, Bad Religion
, the Descendents
, Minor Threat
. As I got older, I listened to singer/songwriter stuff. The punk music form was saying something lyrically that was about either a political or lifestyle choice that I really enjoyed. Guys like Greg Graffin
or Ian Mackaye from Minor Threat and Fugazi are intellectual people. I put those guys up with other songwriters that are my songwriting heroes, like Leonard Cohen
, Elliott Smith
and Bob Dylan
Did you get the idea of White Buffalo from the 1977 film?
No. It's not Indian-related, or Charles Bronson–or even Ted Nugent-related. Some friends of mine thought that I should take on a stage name. A bunch of them threw a name into a hat and I pulled that one out, and I thought it fit me. I wish it were Charles Bronson-related.
Do you feel like you have adapted to that persona?
I don't know. I feel like it's easier to do things, like make cooler T-shirts.
Do you get comparisons to Eddie Vedder a lot? Do you consider that a compliment or an insult?
I do on a nighty basis. I think people mean it as a compliment, and I think he's a good singer and created his own way of singing. I can see how people think I do with a baritone vibrato, but I don't really think I sound like him. It doesn't hurt my feelings or anything. When Vedder did that movie soundtrack, I got a lot of congratulatory calls. I would answer the phone and say, “Oh, I have no idea what you are talking about.” A lot of people have to relate things to other things to express themselves. Someone told me I sound like the guy from Creed. I've heard Joe Cocker, Richie Havens and Cat Stevens as well. I wish people didn't have to do that, but I've accepted it.
How do you think the songs on Hogtied Revisited differ from your new EP? Do you think your progression of sound has changed at all?
I don't think the songs are that different, but the production approach is different, for sure. Hogstied Revisited had drums, bass, banjo, pedal steel and lap steel guitars, and orchestral movements. My last EP was just me and acoustic guitar, and some minor sonic bells and whistles. As far as the songs, I think they are similar. I take every song as its own story. Each song is its own situation. I don't think they are entire bodies of work. For me, it's more of a sonic bond with the song rather than a topic. Many of the songs are different, but when I was listening to Black N Blue, I referenced drinking or being drunk.

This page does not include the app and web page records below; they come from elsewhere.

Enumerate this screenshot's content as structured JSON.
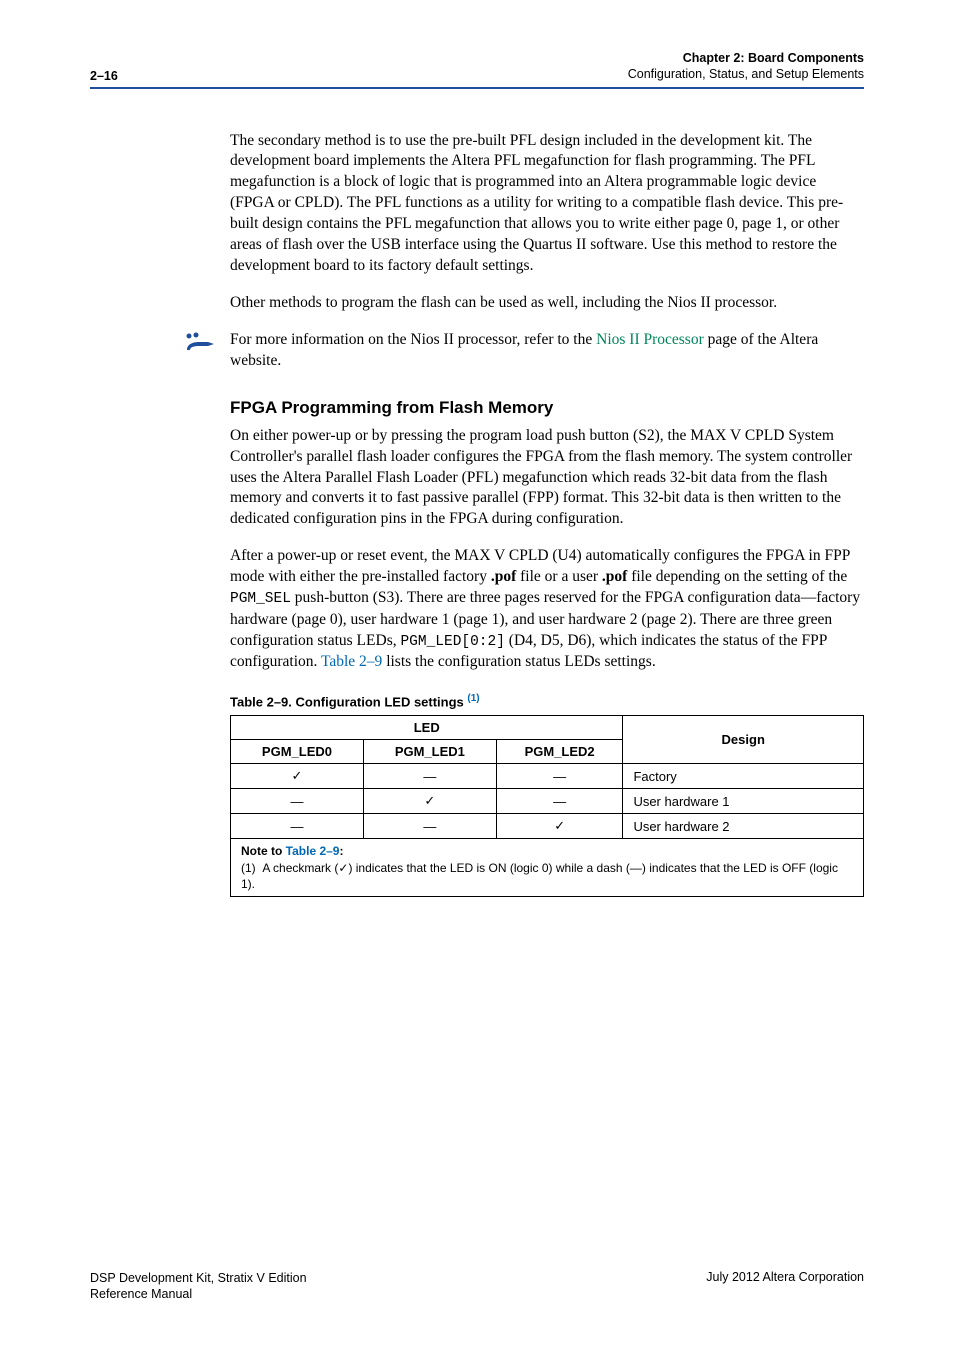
{
  "header": {
    "page_num": "2–16",
    "chapter": "Chapter 2: Board Components",
    "subtitle": "Configuration, Status, and Setup Elements"
  },
  "para1": "The secondary method is to use the pre-built PFL design included in the development kit. The development board implements the Altera PFL megafunction for flash programming. The PFL megafunction is a block of logic that is programmed into an Altera programmable logic device (FPGA or CPLD). The PFL functions as a utility for writing to a compatible flash device. This pre-built design contains the PFL megafunction that allows you to write either page 0, page 1, or other areas of flash over the USB interface using the Quartus II software. Use this method to restore the development board to its factory default settings.",
  "para2": "Other methods to program the flash can be used as well, including the Nios II processor.",
  "info": {
    "pre": "For more information on the Nios II processor, refer to the ",
    "link": "Nios II Processor",
    "post": " page of the Altera website."
  },
  "h3": "FPGA Programming from Flash Memory",
  "para3": "On either power-up or by pressing the program load push button (S2), the MAX V CPLD System Controller's parallel flash loader configures the FPGA from the flash memory. The system controller uses the Altera Parallel Flash Loader (PFL) megafunction which reads 32-bit data from the flash memory and converts it to fast passive parallel (FPP) format. This 32-bit data is then written to the dedicated configuration pins in the FPGA during configuration.",
  "para4_a": "After a power-up or reset event, the MAX V CPLD (U4) automatically configures the FPGA in FPP mode with either the pre-installed factory ",
  "para4_b": " file or a user ",
  "para4_c": " file depending on the setting of the ",
  "para4_code1": "PGM_SEL",
  "para4_d": " push-button (S3). There are three pages reserved for the FPGA configuration data—factory hardware (page 0), user hardware 1 (page 1), and user hardware 2 (page 2). There are three green configuration status LEDs, ",
  "para4_code2": "PGM_LED[0:2]",
  "para4_e": " (D4, D5, D6), which indicates the status of the FPP configuration. ",
  "para4_link": "Table 2–9",
  "para4_f": " lists the configuration status LEDs settings.",
  "pof": ".pof",
  "table": {
    "caption_pre": "Table 2–9. Configuration LED settings ",
    "sup": "(1)",
    "group_head": "LED",
    "col_led0": "PGM_LED0",
    "col_led1": "PGM_LED1",
    "col_led2": "PGM_LED2",
    "col_design": "Design",
    "check": "✓",
    "dash": "—",
    "rows": [
      {
        "c0": "check",
        "c1": "dash",
        "c2": "dash",
        "design": "Factory"
      },
      {
        "c0": "dash",
        "c1": "check",
        "c2": "dash",
        "design": "User hardware 1"
      },
      {
        "c0": "dash",
        "c1": "dash",
        "c2": "check",
        "design": "User hardware 2"
      }
    ],
    "note_head_pre": "Note to ",
    "note_head_link": "Table 2–9",
    "note_head_post": ":",
    "note_body_num": "(1)",
    "note_body_pre": "A checkmark (",
    "note_body_check": "✓",
    "note_body_mid": ") indicates that the LED is ON (logic 0) while a dash (—) indicates that the LED is OFF (logic 1)."
  },
  "footer": {
    "left1": "DSP Development Kit, Stratix V Edition",
    "left2": "Reference Manual",
    "right": "July 2012   Altera Corporation"
  }
}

Not that I give a shit, but it wasn't intentional. The Jameson was definitely a curse back in the day– and I thought it was an interesting observation that I put drinking in almost every song.